* [Items from an interface collection]
--- START ---

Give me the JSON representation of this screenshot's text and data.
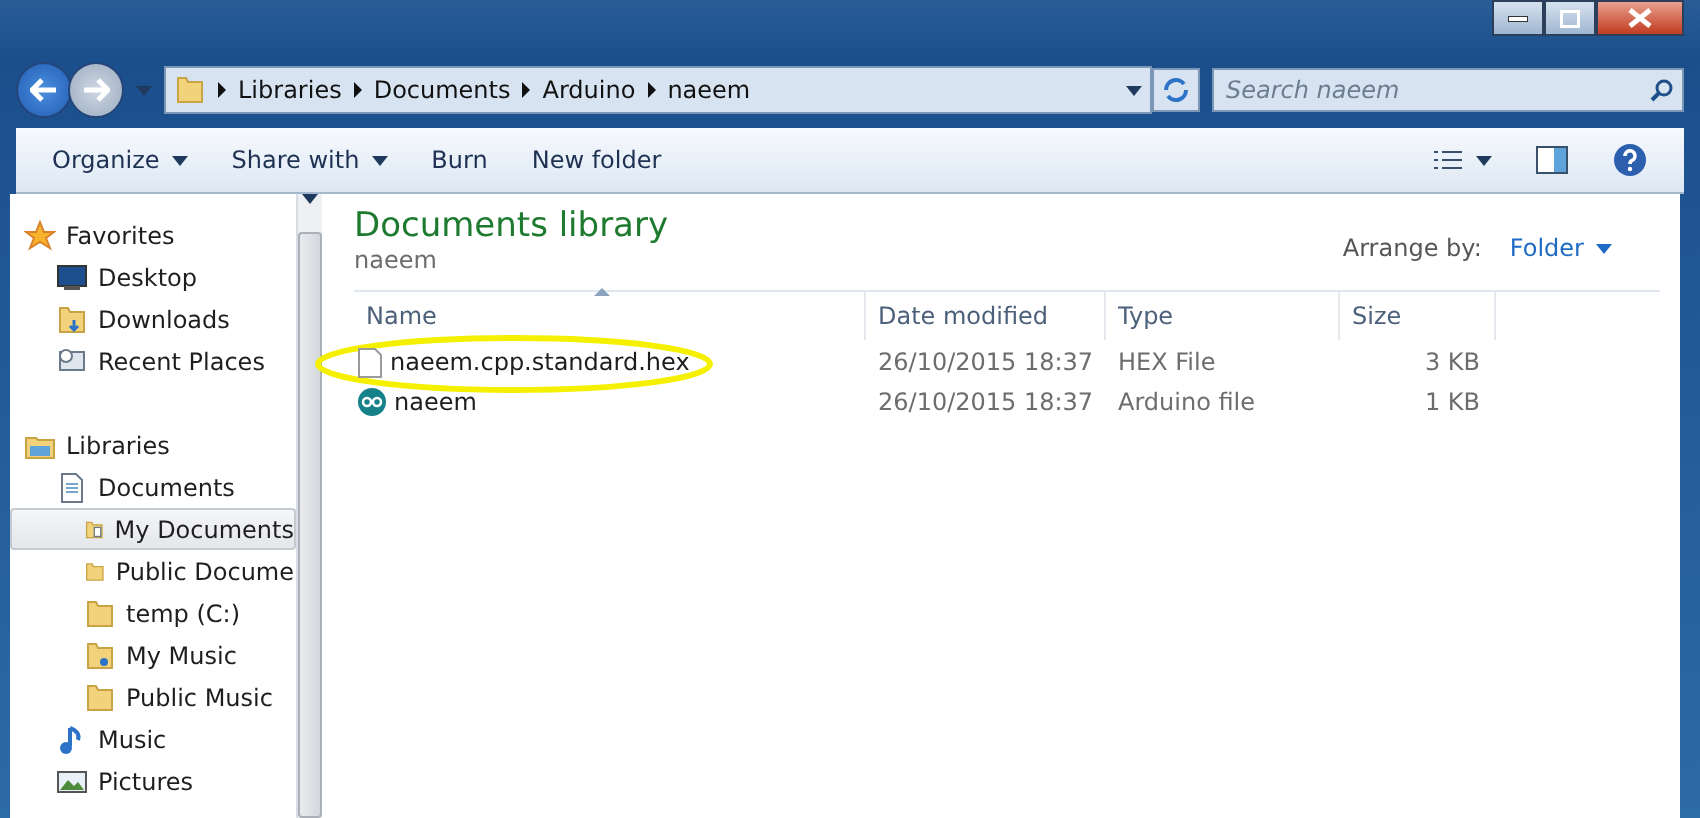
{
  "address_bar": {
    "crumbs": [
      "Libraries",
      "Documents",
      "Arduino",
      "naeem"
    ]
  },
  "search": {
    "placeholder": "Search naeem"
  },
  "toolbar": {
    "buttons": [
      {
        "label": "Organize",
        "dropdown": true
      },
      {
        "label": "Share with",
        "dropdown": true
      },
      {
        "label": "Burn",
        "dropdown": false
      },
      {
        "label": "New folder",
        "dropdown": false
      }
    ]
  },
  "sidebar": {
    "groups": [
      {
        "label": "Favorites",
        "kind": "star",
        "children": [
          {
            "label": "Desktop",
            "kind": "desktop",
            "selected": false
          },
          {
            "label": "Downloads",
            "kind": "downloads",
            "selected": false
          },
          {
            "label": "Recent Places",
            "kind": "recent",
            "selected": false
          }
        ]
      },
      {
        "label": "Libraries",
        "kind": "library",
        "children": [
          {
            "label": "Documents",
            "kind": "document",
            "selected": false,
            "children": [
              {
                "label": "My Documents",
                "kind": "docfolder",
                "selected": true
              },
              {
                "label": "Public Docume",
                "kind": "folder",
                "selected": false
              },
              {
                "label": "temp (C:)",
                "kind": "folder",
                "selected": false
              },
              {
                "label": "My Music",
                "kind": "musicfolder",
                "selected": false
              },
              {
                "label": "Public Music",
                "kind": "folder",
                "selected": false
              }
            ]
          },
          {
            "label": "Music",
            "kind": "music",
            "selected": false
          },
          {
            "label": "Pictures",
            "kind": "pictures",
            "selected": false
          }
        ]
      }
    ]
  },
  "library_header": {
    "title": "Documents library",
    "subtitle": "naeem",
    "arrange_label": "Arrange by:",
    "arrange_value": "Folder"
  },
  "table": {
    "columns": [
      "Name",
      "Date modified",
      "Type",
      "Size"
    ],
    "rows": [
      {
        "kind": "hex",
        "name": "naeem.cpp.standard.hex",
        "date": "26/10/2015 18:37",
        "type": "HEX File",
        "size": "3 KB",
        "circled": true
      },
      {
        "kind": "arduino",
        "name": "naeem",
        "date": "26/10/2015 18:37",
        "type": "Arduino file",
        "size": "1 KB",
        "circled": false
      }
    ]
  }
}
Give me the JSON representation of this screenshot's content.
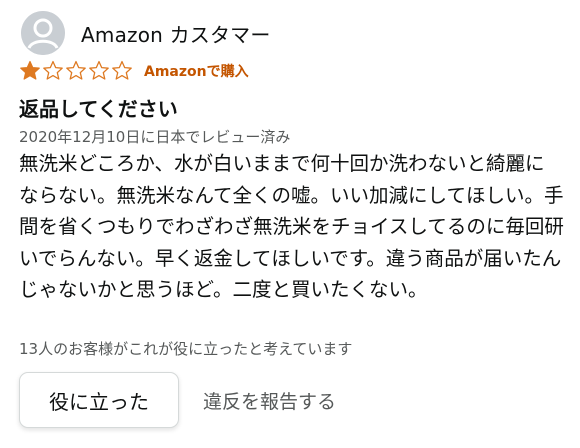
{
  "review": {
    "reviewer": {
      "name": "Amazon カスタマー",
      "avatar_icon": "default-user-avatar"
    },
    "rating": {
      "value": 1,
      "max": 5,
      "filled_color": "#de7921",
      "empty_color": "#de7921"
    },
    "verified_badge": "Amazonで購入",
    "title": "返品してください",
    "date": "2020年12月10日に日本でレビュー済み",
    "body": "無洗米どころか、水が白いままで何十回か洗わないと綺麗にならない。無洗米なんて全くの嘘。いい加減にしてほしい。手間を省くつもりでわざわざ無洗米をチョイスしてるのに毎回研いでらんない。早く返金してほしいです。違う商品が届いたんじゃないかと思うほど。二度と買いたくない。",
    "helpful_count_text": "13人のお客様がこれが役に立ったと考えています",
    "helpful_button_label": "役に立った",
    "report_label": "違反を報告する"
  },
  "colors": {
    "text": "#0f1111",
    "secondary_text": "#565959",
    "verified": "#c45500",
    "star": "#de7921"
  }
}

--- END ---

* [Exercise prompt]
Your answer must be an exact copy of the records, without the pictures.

* [Exercise answer]
Give me the JSON representation of this screenshot's text and data.
{
  "address_bar": {
    "crumbs": [
      "Libraries",
      "Documents",
      "Arduino",
      "naeem"
    ]
  },
  "search": {
    "placeholder": "Search naeem"
  },
  "toolbar": {
    "buttons": [
      {
        "label": "Organize",
        "dropdown": true
      },
      {
        "label": "Share with",
        "dropdown": true
      },
      {
        "label": "Burn",
        "dropdown": false
      },
      {
        "label": "New folder",
        "dropdown": false
      }
    ]
  },
  "sidebar": {
    "groups": [
      {
        "label": "Favorites",
        "kind": "star",
        "children": [
          {
            "label": "Desktop",
            "kind": "desktop",
            "selected": false
          },
          {
            "label": "Downloads",
            "kind": "downloads",
            "selected": false
          },
          {
            "label": "Recent Places",
            "kind": "recent",
            "selected": false
          }
        ]
      },
      {
        "label": "Libraries",
        "kind": "library",
        "children": [
          {
            "label": "Documents",
            "kind": "document",
            "selected": false,
            "children": [
              {
                "label": "My Documents",
                "kind": "docfolder",
                "selected": true
              },
              {
                "label": "Public Docume",
                "kind": "folder",
                "selected": false
              },
              {
                "label": "temp (C:)",
                "kind": "folder",
                "selected": false
              },
              {
                "label": "My Music",
                "kind": "musicfolder",
                "selected": false
              },
              {
                "label": "Public Music",
                "kind": "folder",
                "selected": false
              }
            ]
          },
          {
            "label": "Music",
            "kind": "music",
            "selected": false
          },
          {
            "label": "Pictures",
            "kind": "pictures",
            "selected": false
          }
        ]
      }
    ]
  },
  "library_header": {
    "title": "Documents library",
    "subtitle": "naeem",
    "arrange_label": "Arrange by:",
    "arrange_value": "Folder"
  },
  "table": {
    "columns": [
      "Name",
      "Date modified",
      "Type",
      "Size"
    ],
    "rows": [
      {
        "kind": "hex",
        "name": "naeem.cpp.standard.hex",
        "date": "26/10/2015 18:37",
        "type": "HEX File",
        "size": "3 KB",
        "circled": true
      },
      {
        "kind": "arduino",
        "name": "naeem",
        "date": "26/10/2015 18:37",
        "type": "Arduino file",
        "size": "1 KB",
        "circled": false
      }
    ]
  }
}
Give me the JSON representation of this screenshot's content.
{
  "review": {
    "reviewer": {
      "name": "Amazon カスタマー",
      "avatar_icon": "default-user-avatar"
    },
    "rating": {
      "value": 1,
      "max": 5,
      "filled_color": "#de7921",
      "empty_color": "#de7921"
    },
    "verified_badge": "Amazonで購入",
    "title": "返品してください",
    "date": "2020年12月10日に日本でレビュー済み",
    "body": "無洗米どころか、水が白いままで何十回か洗わないと綺麗にならない。無洗米なんて全くの嘘。いい加減にしてほしい。手間を省くつもりでわざわざ無洗米をチョイスしてるのに毎回研いでらんない。早く返金してほしいです。違う商品が届いたんじゃないかと思うほど。二度と買いたくない。",
    "helpful_count_text": "13人のお客様がこれが役に立ったと考えています",
    "helpful_button_label": "役に立った",
    "report_label": "違反を報告する"
  },
  "colors": {
    "text": "#0f1111",
    "secondary_text": "#565959",
    "verified": "#c45500",
    "star": "#de7921"
  }
}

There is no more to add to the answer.